Here’s one measure of how much the issue of toxic contaminants’ effects on health and development — especially in children – has gained traction: A continuing education program aimed mostly at psychotherapists is devoting a day-long course to the subject this weekend in Boston.
It’s titled “Toxic Environmental Threats to Children’s Development: What We Know and What We Can Do.” The Saturday program will include presentations by several nationally prominent experts in environmental medicine, not exactly standard fare for psychiatrists and psychologists.

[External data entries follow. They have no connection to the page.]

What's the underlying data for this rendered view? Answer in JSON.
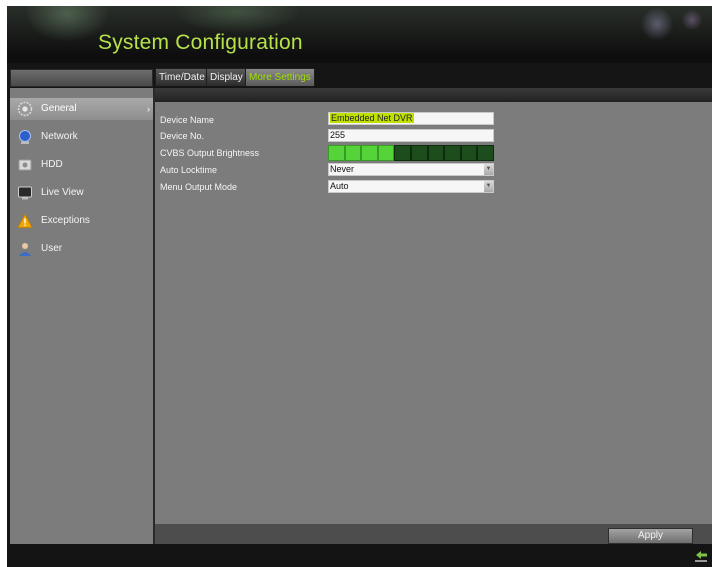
{
  "header": {
    "title": "System Configuration"
  },
  "tabs": [
    {
      "label": "Time/Date",
      "active": false
    },
    {
      "label": "Display",
      "active": false
    },
    {
      "label": "More Settings",
      "active": true
    }
  ],
  "sidebar": {
    "items": [
      {
        "label": "General",
        "icon": "gear-icon",
        "selected": true
      },
      {
        "label": "Network",
        "icon": "network-globe-icon",
        "selected": false
      },
      {
        "label": "HDD",
        "icon": "hdd-icon",
        "selected": false
      },
      {
        "label": "Live View",
        "icon": "monitor-icon",
        "selected": false
      },
      {
        "label": "Exceptions",
        "icon": "warning-icon",
        "selected": false
      },
      {
        "label": "User",
        "icon": "user-icon",
        "selected": false
      }
    ]
  },
  "form": {
    "device_name_label": "Device Name",
    "device_name_value": "Embedded Net DVR",
    "device_no_label": "Device No.",
    "device_no_value": "255",
    "brightness_label": "CVBS Output Brightness",
    "brightness_level": 4,
    "brightness_max": 10,
    "auto_lock_label": "Auto Locktime",
    "auto_lock_value": "Never",
    "menu_output_label": "Menu Output Mode",
    "menu_output_value": "Auto"
  },
  "footer": {
    "apply_label": "Apply"
  },
  "colors": {
    "accent_green": "#b6e24a",
    "tab_active_text": "#9fe000",
    "panel_gray": "#7c7c7c",
    "brightness_on": "#55d43a",
    "brightness_off": "#1d4d1d"
  }
}
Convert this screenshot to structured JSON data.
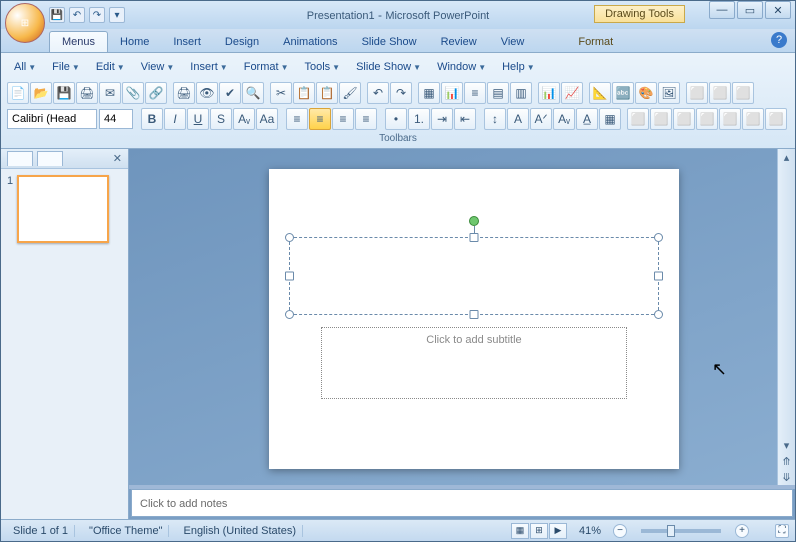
{
  "title": {
    "doc": "Presentation1",
    "app": "Microsoft PowerPoint",
    "contextual": "Drawing Tools"
  },
  "qat": [
    "💾",
    "↶",
    "↷"
  ],
  "tabs": [
    "Menus",
    "Home",
    "Insert",
    "Design",
    "Animations",
    "Slide Show",
    "Review",
    "View"
  ],
  "tabs_active": 0,
  "format_tab": "Format",
  "classic_menus": [
    "All",
    "File",
    "Edit",
    "View",
    "Insert",
    "Format",
    "Tools",
    "Slide Show",
    "Window",
    "Help"
  ],
  "ribbon_label": "Toolbars",
  "font": {
    "name": "Calibri (Head",
    "size": "44"
  },
  "thumb": {
    "num": "1"
  },
  "slide": {
    "subtitle_placeholder": "Click to add subtitle"
  },
  "notes_placeholder": "Click to add notes",
  "status": {
    "slide": "Slide 1 of 1",
    "theme": "\"Office Theme\"",
    "lang": "English (United States)",
    "zoom": "41%"
  },
  "iconrow1": [
    "📄",
    "📂",
    "💾",
    "🖨",
    "✉",
    "📎",
    "🔗",
    "|",
    "🖨",
    "👁",
    "✔",
    "🔍",
    "|",
    "✂",
    "📋",
    "📋",
    "🖌",
    "|",
    "↶",
    "↷",
    "|",
    "▦",
    "📊",
    "≡",
    "▤",
    "▥",
    "|",
    "📊",
    "📈",
    "|",
    "📐",
    "🔤",
    "🎨",
    "🖼",
    "|",
    "⬜",
    "⬜",
    "⬜"
  ],
  "iconrow2_buttons": [
    "B",
    "I",
    "U",
    "S",
    "Aᵥ",
    "Aa"
  ],
  "iconrow2_align": [
    "≡",
    "≡",
    "≡",
    "≡"
  ],
  "iconrow2_list": [
    "•",
    "1.",
    "⇥",
    "⇤"
  ],
  "iconrow2_extra": [
    "↕",
    "A",
    "Aᐟ",
    "Aᵥ",
    "A̲",
    "▦",
    "|",
    "⬜",
    "⬜",
    "⬜",
    "⬜",
    "⬜",
    "⬜",
    "⬜"
  ]
}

But increasingly it should be, says Dean Abby, director of continuing education at the Massachusetts School of Professional Psychology, who helped organize the course. In an interview with Environmental Working Group, he noted that science has advanced in ways that now make it possible to study the often-subtle effects of chemical and other exposures on our bodies and on children’s vulnerable bodies. It’s important to make connections between those exposures and the behavioral and emotional problems that get treated by mental health professionals, he says:
It’s the same thrust that has come in the last 25 years in developing a scientific understanding of the mind-body connection. It just made sense to try to push the envelope a little bit, since developmental issues concern us. We train school psychologists particularly, who work in an environment where they see all kinds of developmental threats and problems whose source is hard to pin down.
The course is co-sponsored by the Boston Institute for the Development of Infants and Parents (BIDIP) and the Massachusetts Psychiatric Society. It is open to the public for a fee about half of what professionals, who can earn credit toward continuing education requirements, must pay. Among those who have registered in advance are parents and day care professionals. Said Abby:
Anybody today who’s not looking at this stuff with a bigger and broader perspective is missing something critically important. It’s designed to force people who have concerns about these questions to codify their thinking.
The invited speakers are pediatrician Philip Landrigan, M.D. of New York’s Mount Sinai School of Medicine; toxicologist Bernard Weiss, Ph.D. of the University of Rochester School of Medicine and Dentistry; neurologist David Bellinger of Boston’s Children’s Hospital; Megan Sandel, M.D. National Medical Director of the National Center for Medical-Legal Partnership in Boston; and Barbara Brenner, executive director of San Francisco-based Breast Cancer Action.
EWG, a leader in documenting the effects of toxics such as bisphenol-A — and in the fight to reform the federal government’s regulation of chemicals — wishes it could be there.